DATA FOR ANALYSIS:
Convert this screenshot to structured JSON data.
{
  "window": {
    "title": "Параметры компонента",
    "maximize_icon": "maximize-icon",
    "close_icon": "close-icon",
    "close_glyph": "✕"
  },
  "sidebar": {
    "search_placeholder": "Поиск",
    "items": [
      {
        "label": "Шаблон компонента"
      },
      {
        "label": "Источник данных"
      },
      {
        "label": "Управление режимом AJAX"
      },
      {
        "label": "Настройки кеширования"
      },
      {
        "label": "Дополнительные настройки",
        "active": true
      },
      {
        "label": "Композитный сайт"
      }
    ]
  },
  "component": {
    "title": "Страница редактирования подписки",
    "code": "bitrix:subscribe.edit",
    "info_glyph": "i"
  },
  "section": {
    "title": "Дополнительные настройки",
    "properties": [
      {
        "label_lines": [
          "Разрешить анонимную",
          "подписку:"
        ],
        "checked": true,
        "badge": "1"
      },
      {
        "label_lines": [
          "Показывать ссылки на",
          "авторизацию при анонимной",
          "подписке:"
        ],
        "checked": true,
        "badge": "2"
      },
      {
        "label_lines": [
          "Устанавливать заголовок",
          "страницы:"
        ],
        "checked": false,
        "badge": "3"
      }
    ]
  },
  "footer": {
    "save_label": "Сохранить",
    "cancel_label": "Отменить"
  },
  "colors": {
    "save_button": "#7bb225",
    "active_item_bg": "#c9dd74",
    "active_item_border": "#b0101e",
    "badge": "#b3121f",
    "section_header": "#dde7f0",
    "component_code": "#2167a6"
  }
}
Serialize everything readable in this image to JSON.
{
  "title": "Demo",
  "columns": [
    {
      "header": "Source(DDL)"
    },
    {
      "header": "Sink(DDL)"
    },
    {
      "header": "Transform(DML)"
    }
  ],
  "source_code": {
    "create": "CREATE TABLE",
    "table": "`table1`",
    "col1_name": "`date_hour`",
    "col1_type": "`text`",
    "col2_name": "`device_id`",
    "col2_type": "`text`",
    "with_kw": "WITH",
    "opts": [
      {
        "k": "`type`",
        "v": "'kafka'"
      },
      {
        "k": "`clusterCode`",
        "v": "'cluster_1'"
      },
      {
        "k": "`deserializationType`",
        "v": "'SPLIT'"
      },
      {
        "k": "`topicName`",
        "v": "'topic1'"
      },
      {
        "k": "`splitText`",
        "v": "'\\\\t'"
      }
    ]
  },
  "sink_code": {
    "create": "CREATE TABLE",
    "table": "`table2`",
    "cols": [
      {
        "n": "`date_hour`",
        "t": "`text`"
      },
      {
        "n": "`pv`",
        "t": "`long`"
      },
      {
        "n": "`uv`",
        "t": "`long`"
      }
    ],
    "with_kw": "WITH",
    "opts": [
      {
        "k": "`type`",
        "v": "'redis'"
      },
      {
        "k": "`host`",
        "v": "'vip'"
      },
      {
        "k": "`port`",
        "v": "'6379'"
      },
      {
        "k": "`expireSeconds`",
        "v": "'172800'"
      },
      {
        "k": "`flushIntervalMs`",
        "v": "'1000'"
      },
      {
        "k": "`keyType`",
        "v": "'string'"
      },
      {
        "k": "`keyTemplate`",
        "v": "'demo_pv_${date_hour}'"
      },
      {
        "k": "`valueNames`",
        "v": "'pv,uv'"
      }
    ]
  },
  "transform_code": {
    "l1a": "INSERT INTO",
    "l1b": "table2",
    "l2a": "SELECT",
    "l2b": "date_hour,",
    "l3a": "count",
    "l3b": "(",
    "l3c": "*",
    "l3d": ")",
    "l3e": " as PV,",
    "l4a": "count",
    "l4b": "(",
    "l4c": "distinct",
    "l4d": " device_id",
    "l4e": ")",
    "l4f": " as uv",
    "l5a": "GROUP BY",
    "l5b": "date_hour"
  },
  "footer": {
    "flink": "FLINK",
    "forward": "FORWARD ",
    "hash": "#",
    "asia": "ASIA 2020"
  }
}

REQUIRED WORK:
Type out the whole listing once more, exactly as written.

EXERCISE SOLUTION:
Convert this screenshot to structured JSON data.
{
  "window": {
    "title": "Параметры компонента",
    "maximize_icon": "maximize-icon",
    "close_icon": "close-icon",
    "close_glyph": "✕"
  },
  "sidebar": {
    "search_placeholder": "Поиск",
    "items": [
      {
        "label": "Шаблон компонента"
      },
      {
        "label": "Источник данных"
      },
      {
        "label": "Управление режимом AJAX"
      },
      {
        "label": "Настройки кеширования"
      },
      {
        "label": "Дополнительные настройки",
        "active": true
      },
      {
        "label": "Композитный сайт"
      }
    ]
  },
  "component": {
    "title": "Страница редактирования подписки",
    "code": "bitrix:subscribe.edit",
    "info_glyph": "i"
  },
  "section": {
    "title": "Дополнительные настройки",
    "properties": [
      {
        "label_lines": [
          "Разрешить анонимную",
          "подписку:"
        ],
        "checked": true,
        "badge": "1"
      },
      {
        "label_lines": [
          "Показывать ссылки на",
          "авторизацию при анонимной",
          "подписке:"
        ],
        "checked": true,
        "badge": "2"
      },
      {
        "label_lines": [
          "Устанавливать заголовок",
          "страницы:"
        ],
        "checked": false,
        "badge": "3"
      }
    ]
  },
  "footer": {
    "save_label": "Сохранить",
    "cancel_label": "Отменить"
  },
  "colors": {
    "save_button": "#7bb225",
    "active_item_bg": "#c9dd74",
    "active_item_border": "#b0101e",
    "badge": "#b3121f",
    "section_header": "#dde7f0",
    "component_code": "#2167a6"
  }
}
Serialize everything readable in this image to JSON.
{
  "title": "Demo",
  "columns": [
    {
      "header": "Source(DDL)"
    },
    {
      "header": "Sink(DDL)"
    },
    {
      "header": "Transform(DML)"
    }
  ],
  "source_code": {
    "create": "CREATE TABLE",
    "table": "`table1`",
    "col1_name": "`date_hour`",
    "col1_type": "`text`",
    "col2_name": "`device_id`",
    "col2_type": "`text`",
    "with_kw": "WITH",
    "opts": [
      {
        "k": "`type`",
        "v": "'kafka'"
      },
      {
        "k": "`clusterCode`",
        "v": "'cluster_1'"
      },
      {
        "k": "`deserializationType`",
        "v": "'SPLIT'"
      },
      {
        "k": "`topicName`",
        "v": "'topic1'"
      },
      {
        "k": "`splitText`",
        "v": "'\\\\t'"
      }
    ]
  },
  "sink_code": {
    "create": "CREATE TABLE",
    "table": "`table2`",
    "cols": [
      {
        "n": "`date_hour`",
        "t": "`text`"
      },
      {
        "n": "`pv`",
        "t": "`long`"
      },
      {
        "n": "`uv`",
        "t": "`long`"
      }
    ],
    "with_kw": "WITH",
    "opts": [
      {
        "k": "`type`",
        "v": "'redis'"
      },
      {
        "k": "`host`",
        "v": "'vip'"
      },
      {
        "k": "`port`",
        "v": "'6379'"
      },
      {
        "k": "`expireSeconds`",
        "v": "'172800'"
      },
      {
        "k": "`flushIntervalMs`",
        "v": "'1000'"
      },
      {
        "k": "`keyType`",
        "v": "'string'"
      },
      {
        "k": "`keyTemplate`",
        "v": "'demo_pv_${date_hour}'"
      },
      {
        "k": "`valueNames`",
        "v": "'pv,uv'"
      }
    ]
  },
  "transform_code": {
    "l1a": "INSERT INTO",
    "l1b": "table2",
    "l2a": "SELECT",
    "l2b": "date_hour,",
    "l3a": "count",
    "l3b": "(",
    "l3c": "*",
    "l3d": ")",
    "l3e": " as PV,",
    "l4a": "count",
    "l4b": "(",
    "l4c": "distinct",
    "l4d": " device_id",
    "l4e": ")",
    "l4f": " as uv",
    "l5a": "GROUP BY",
    "l5b": "date_hour"
  },
  "footer": {
    "flink": "FLINK",
    "forward": "FORWARD ",
    "hash": "#",
    "asia": "ASIA 2020"
  }
}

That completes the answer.